Just 4% of US-listed Companies Created all the Wealth in 90 Years

Success with investing in stocks requires more than following simple concepts such as Buy and Hold, Dividend Growth Investing, Buy Low and Sell High, Momentum chasing, etc. it requires more than anything picking the rights stocks or to be more precise – picking the winners than losers. This is because if an investor picks randomly picks let’s say 25 stocks and following the buy and hold strategy holds them for 20 years it is perfectly possible that this investor may earn an average return or even have a loss – if most of the stocks do not perform well. Even worse if most of them are duds in the entire period of owning for 2 decades the investor may lost money.

With that brief intro, I came across an article recently that noted that most of the wealth created by the US-listed companies in the past 90 years came from just 4% of them. This means the other 96% of them were poor or average performers. From the article:

Long-term investors might be surprised to find that a typical stock listed in the US from 1926 to 2019 had a buy-and-hold return of -2.8% over its entire lifetime. In an international context, from 1990 to 2018 the typical buy-and-hold return of a stock was -14.9%. This means that if an investor had picked a stock randomly, the most likely outcome would have been a loss of capital.

How is it possible then that the typical stock has a negative return but the average return of the market is 8% over the last 100 years? This discrepancy exists because the distribution of equity returns is skewed. Stock market returns are positive and higher than the return of the typical stock thanks to a relatively small group of stocks producing exceptional returns.

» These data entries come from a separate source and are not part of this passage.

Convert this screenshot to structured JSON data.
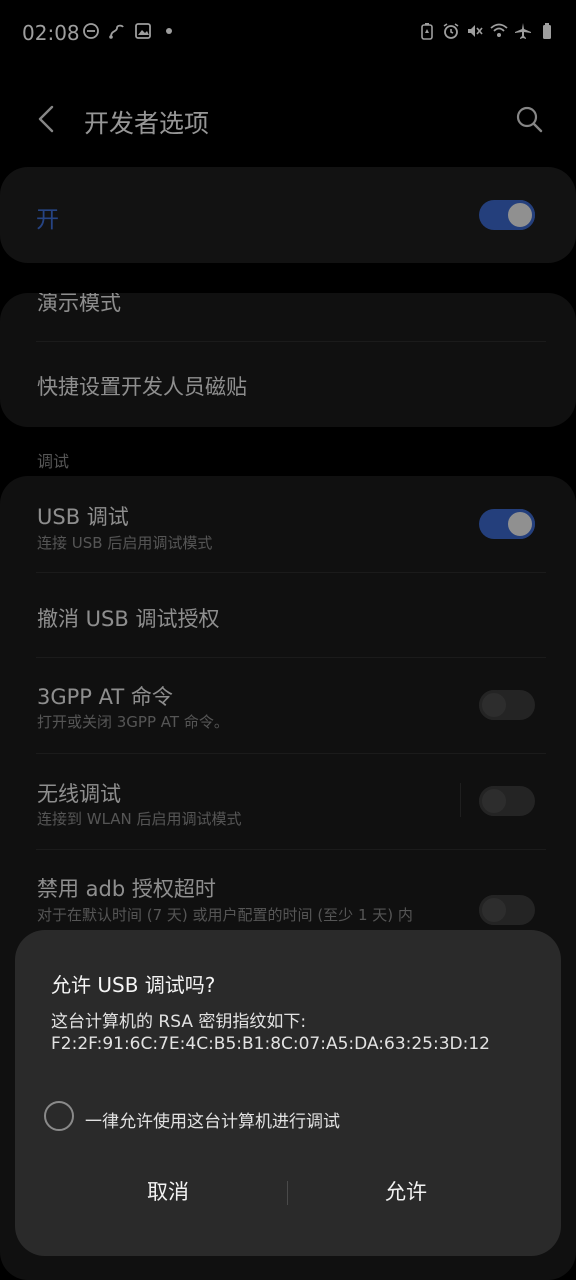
{
  "status_bar": {
    "time": "02:08",
    "left_icons": [
      "do-not-disturb-icon",
      "flow-icon",
      "image-icon",
      "dot-icon"
    ],
    "right_icons": [
      "battery-saver-icon",
      "alarm-icon",
      "mute-icon",
      "wifi-icon",
      "airplane-icon",
      "battery-icon"
    ]
  },
  "app_bar": {
    "title": "开发者选项"
  },
  "master_switch": {
    "label": "开",
    "state": "on"
  },
  "group_top": {
    "items": [
      {
        "title": "演示模式"
      },
      {
        "title": "快捷设置开发人员磁贴"
      }
    ]
  },
  "debug_section": {
    "header": "调试",
    "items": [
      {
        "title": "USB 调试",
        "subtitle": "连接 USB 后启用调试模式",
        "toggle": "on"
      },
      {
        "title": "撤消 USB 调试授权"
      },
      {
        "title": "3GPP AT 命令",
        "subtitle": "打开或关闭 3GPP AT 命令。",
        "toggle": "off"
      },
      {
        "title": "无线调试",
        "subtitle": "连接到 WLAN 后启用调试模式",
        "toggle": "off"
      },
      {
        "title": "禁用 adb 授权超时",
        "subtitle": "对于在默认时间 (7 天) 或用户配置的时间 (至少 1 天) 内",
        "toggle": "off"
      }
    ]
  },
  "dialog": {
    "title": "允许 USB 调试吗?",
    "body_line1": "这台计算机的 RSA 密钥指纹如下:",
    "body_line2": "F2:2F:91:6C:7E:4C:B5:B1:8C:07:A5:DA:63:25:3D:12",
    "checkbox_label": "一律允许使用这台计算机进行调试",
    "cancel_label": "取消",
    "allow_label": "允许"
  },
  "colors": {
    "accent": "#3a66c8",
    "background": "#000000",
    "card": "#1a1a1a",
    "dialog": "#2a2a2a"
  }
}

Exactly how exceptional was recently shown in a study by Professor Hendrik Bessembinder from Arizona State University, who calculated that just 4% of companies listed in the US were responsible for all wealth creation in the past 90 years. This shows that indiscriminate stock picking has very little chance of success. Investors need to find ways to improve theirs odds of selecting those companies that are not typical and belong to the small group of winning stocks.

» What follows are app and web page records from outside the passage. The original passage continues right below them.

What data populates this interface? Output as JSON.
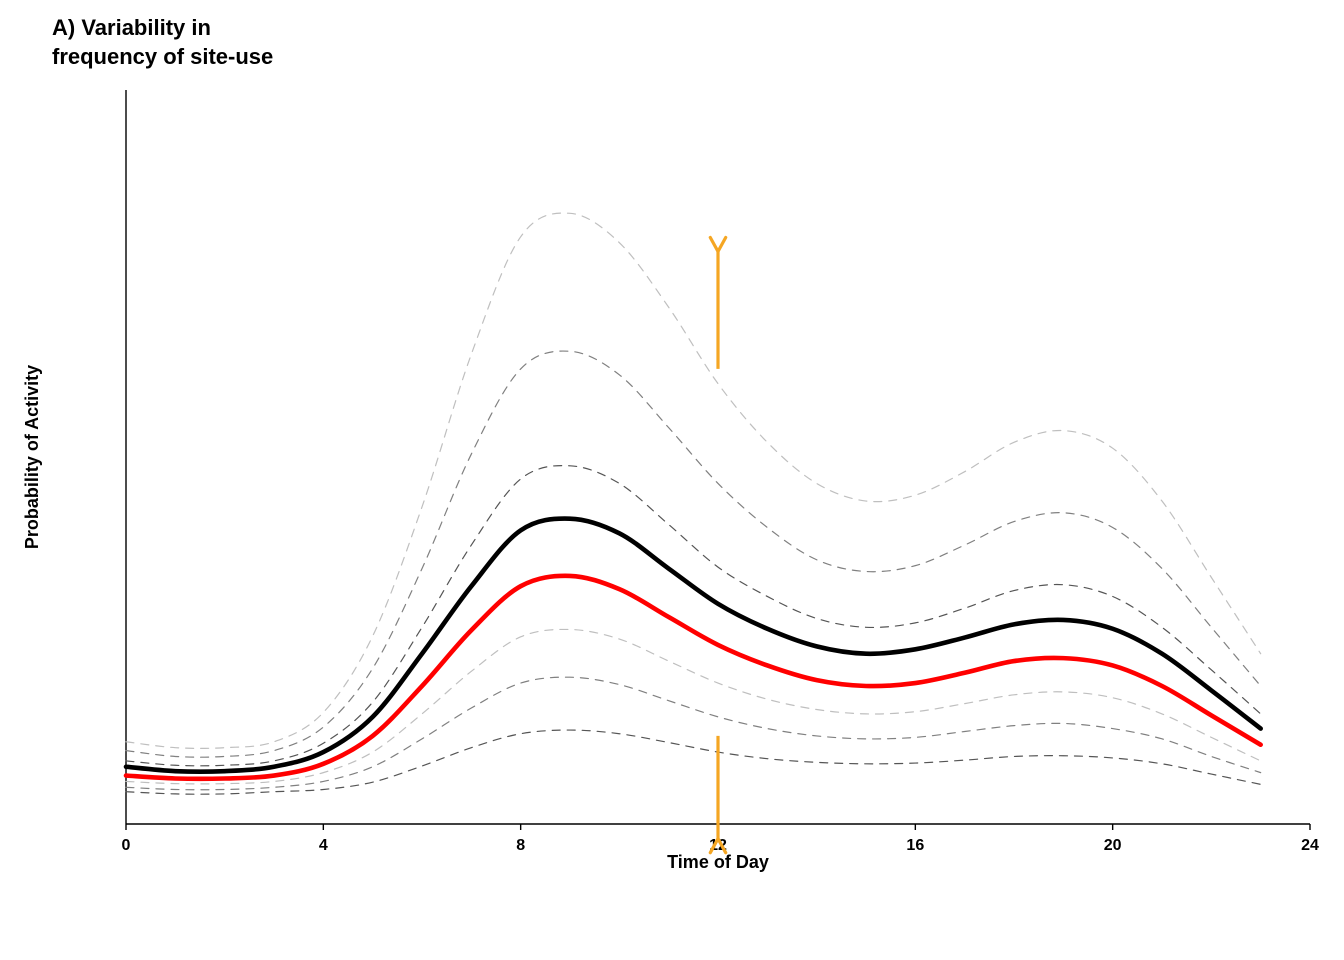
{
  "chart_data": {
    "type": "line",
    "title": "A) Variability in\nfrequency of site-use",
    "xlabel": "Time of Day",
    "ylabel": "Probability of Activity",
    "xlim": [
      0,
      24
    ],
    "ylim": [
      0,
      1
    ],
    "xticks": [
      0,
      4,
      8,
      12,
      16,
      20,
      24
    ],
    "x": [
      0,
      1,
      2,
      3,
      4,
      5,
      6,
      7,
      8,
      9,
      10,
      11,
      12,
      13,
      14,
      15,
      16,
      17,
      18,
      19,
      20,
      21,
      22,
      23
    ],
    "series": [
      {
        "name": "dashed_high3",
        "style": "dashed",
        "color": "#bfbfbf",
        "width": 1.2,
        "values": [
          0.112,
          0.104,
          0.104,
          0.112,
          0.152,
          0.256,
          0.432,
          0.64,
          0.8,
          0.832,
          0.792,
          0.704,
          0.6,
          0.52,
          0.464,
          0.44,
          0.448,
          0.48,
          0.52,
          0.536,
          0.512,
          0.44,
          0.336,
          0.232
        ]
      },
      {
        "name": "dashed_high2",
        "style": "dashed",
        "color": "#808080",
        "width": 1.2,
        "values": [
          0.1,
          0.092,
          0.092,
          0.1,
          0.132,
          0.212,
          0.348,
          0.504,
          0.62,
          0.644,
          0.612,
          0.54,
          0.464,
          0.404,
          0.36,
          0.344,
          0.352,
          0.38,
          0.412,
          0.424,
          0.404,
          0.348,
          0.268,
          0.188
        ]
      },
      {
        "name": "dashed_high1",
        "style": "dashed",
        "color": "#555555",
        "width": 1.2,
        "values": [
          0.086,
          0.08,
          0.08,
          0.086,
          0.11,
          0.166,
          0.268,
          0.38,
          0.47,
          0.488,
          0.464,
          0.408,
          0.35,
          0.31,
          0.28,
          0.268,
          0.274,
          0.294,
          0.318,
          0.326,
          0.31,
          0.268,
          0.21,
          0.15
        ]
      },
      {
        "name": "solid_black",
        "style": "solid",
        "color": "#000000",
        "width": 4.6,
        "values": [
          0.078,
          0.072,
          0.072,
          0.078,
          0.098,
          0.146,
          0.232,
          0.324,
          0.4,
          0.416,
          0.396,
          0.348,
          0.3,
          0.266,
          0.242,
          0.232,
          0.238,
          0.254,
          0.272,
          0.278,
          0.266,
          0.232,
          0.182,
          0.13
        ]
      },
      {
        "name": "solid_red",
        "style": "solid",
        "color": "#ff0000",
        "width": 4.6,
        "values": [
          0.066,
          0.062,
          0.062,
          0.066,
          0.082,
          0.12,
          0.188,
          0.264,
          0.324,
          0.338,
          0.32,
          0.282,
          0.244,
          0.216,
          0.196,
          0.188,
          0.192,
          0.206,
          0.222,
          0.226,
          0.216,
          0.188,
          0.148,
          0.108
        ]
      },
      {
        "name": "dashed_low1",
        "style": "dashed",
        "color": "#bfbfbf",
        "width": 1.2,
        "values": [
          0.058,
          0.055,
          0.055,
          0.058,
          0.07,
          0.098,
          0.15,
          0.208,
          0.255,
          0.265,
          0.252,
          0.222,
          0.192,
          0.17,
          0.156,
          0.15,
          0.153,
          0.164,
          0.176,
          0.18,
          0.172,
          0.15,
          0.118,
          0.086
        ]
      },
      {
        "name": "dashed_low2",
        "style": "dashed",
        "color": "#808080",
        "width": 1.2,
        "values": [
          0.05,
          0.047,
          0.047,
          0.05,
          0.058,
          0.078,
          0.116,
          0.158,
          0.192,
          0.2,
          0.19,
          0.168,
          0.146,
          0.13,
          0.12,
          0.116,
          0.118,
          0.126,
          0.134,
          0.137,
          0.13,
          0.116,
          0.092,
          0.07
        ]
      },
      {
        "name": "dashed_low3",
        "style": "dashed",
        "color": "#555555",
        "width": 1.2,
        "values": [
          0.044,
          0.041,
          0.041,
          0.044,
          0.047,
          0.057,
          0.079,
          0.104,
          0.123,
          0.128,
          0.123,
          0.111,
          0.098,
          0.089,
          0.084,
          0.082,
          0.083,
          0.087,
          0.092,
          0.093,
          0.09,
          0.082,
          0.068,
          0.054
        ]
      }
    ],
    "arrows": [
      {
        "name": "arrow-up",
        "x": 12,
        "y0": 0.62,
        "y1": 0.78,
        "color": "#f5a623"
      },
      {
        "name": "arrow-down",
        "x": 12,
        "y0": 0.12,
        "y1": -0.02,
        "color": "#f5a623"
      }
    ]
  }
}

We believe the concept of unanticipated economic profit, embedded in a trends-focused investment process, significantly improves these odds. Markets are largely efficient and reflect the aggregate expectations of all participants in the pricing of equities. Only when reality consistently exceeds or undershoots these expectations can we expect to see extraordinary long-term equity returns. Unanticipated economic profit is therefore crucial to finding the winners.


Not all industries are created equal

The small group of stocks that have created the majority of the wealth includes household names such as Apple, Microsoft and Amazon. Outside the US, stocks that have produced a disproportional amount of wealth are Tencent, Nestlé and Samsung.

At the industry level, we observe that relative profitability tends to remain steady over long intervals for most industries. Prosperous industries stay prosperous and poor industries stay poor. The emergence of new trends or disruptive innovations might cause long-term tail or headwinds for industries. In technology, the rise of the internet brought tremendous success for streaming services, and sounded the knell for physical video rental stores such as Blockbuster.

Greater disparities emerge by going back further, using the timeframe of 1926-2019. The software industry created USD 4.1 trillion in wealth for investors since its birth in the 1960s until now. On the other hand, the precious metals industry destroyed USD 17 billion in wealth. The contributions made by different industries is shown in the graphic below:

Wealth Creation by Industry in US from 1926 to 2019:

Source: CRSP, Robeco. Market: US. Time period: 1926-2019

Source:  Trends investing: finding the winners among skewed equity returns, Steef Bergakker, Senior Portfolio Manager, Robeco, Insights via Investment Office